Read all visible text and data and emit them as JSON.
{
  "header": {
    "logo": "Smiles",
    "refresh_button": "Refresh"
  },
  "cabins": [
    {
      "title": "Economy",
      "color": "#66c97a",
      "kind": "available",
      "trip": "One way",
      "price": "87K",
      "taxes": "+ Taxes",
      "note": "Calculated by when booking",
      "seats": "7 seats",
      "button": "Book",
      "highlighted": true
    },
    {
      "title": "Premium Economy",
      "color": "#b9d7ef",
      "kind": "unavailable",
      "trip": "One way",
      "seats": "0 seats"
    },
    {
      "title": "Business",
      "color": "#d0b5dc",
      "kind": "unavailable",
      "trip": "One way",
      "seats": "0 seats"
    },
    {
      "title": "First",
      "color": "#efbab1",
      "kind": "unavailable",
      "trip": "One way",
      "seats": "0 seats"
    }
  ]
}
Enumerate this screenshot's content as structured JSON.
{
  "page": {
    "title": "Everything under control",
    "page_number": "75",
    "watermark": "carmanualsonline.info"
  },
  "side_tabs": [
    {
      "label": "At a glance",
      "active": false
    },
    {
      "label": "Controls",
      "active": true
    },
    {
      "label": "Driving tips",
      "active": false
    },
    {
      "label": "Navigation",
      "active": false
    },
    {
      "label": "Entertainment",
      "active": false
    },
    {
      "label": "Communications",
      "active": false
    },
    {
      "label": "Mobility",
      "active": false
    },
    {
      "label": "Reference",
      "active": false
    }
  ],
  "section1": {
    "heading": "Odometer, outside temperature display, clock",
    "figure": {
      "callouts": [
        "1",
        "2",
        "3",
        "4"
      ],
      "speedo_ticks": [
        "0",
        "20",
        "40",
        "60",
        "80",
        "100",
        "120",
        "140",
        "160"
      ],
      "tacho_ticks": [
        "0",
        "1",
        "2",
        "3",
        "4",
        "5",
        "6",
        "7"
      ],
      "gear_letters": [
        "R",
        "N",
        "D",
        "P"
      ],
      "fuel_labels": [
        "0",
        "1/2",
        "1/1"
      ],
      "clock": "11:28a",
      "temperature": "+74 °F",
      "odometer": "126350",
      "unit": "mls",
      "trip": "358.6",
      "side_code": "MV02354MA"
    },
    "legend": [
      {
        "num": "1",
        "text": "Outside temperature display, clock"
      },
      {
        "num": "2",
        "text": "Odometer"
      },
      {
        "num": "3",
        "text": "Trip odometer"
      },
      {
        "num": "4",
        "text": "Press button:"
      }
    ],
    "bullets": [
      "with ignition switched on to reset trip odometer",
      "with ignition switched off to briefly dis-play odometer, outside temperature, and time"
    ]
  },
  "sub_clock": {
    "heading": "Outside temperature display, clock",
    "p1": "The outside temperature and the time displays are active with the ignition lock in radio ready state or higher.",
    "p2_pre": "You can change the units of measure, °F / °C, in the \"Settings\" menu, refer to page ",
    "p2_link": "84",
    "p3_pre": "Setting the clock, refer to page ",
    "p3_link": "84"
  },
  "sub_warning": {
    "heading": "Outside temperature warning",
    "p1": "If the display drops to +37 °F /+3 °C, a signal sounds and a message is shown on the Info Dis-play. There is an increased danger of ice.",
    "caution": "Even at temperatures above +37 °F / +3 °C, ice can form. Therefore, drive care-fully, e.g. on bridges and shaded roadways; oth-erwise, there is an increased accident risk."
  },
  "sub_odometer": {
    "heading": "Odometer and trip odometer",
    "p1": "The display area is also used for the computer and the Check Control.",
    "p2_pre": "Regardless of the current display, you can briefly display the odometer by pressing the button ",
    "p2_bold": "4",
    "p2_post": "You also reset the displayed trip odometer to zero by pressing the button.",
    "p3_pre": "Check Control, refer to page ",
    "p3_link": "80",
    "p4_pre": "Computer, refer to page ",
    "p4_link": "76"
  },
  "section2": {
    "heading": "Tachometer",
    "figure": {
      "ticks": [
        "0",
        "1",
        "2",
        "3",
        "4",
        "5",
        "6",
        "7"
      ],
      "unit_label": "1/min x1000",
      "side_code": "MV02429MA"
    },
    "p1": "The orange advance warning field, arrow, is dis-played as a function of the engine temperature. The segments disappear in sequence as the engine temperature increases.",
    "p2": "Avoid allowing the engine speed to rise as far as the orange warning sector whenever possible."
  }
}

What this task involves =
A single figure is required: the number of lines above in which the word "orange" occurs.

Result of this task =
2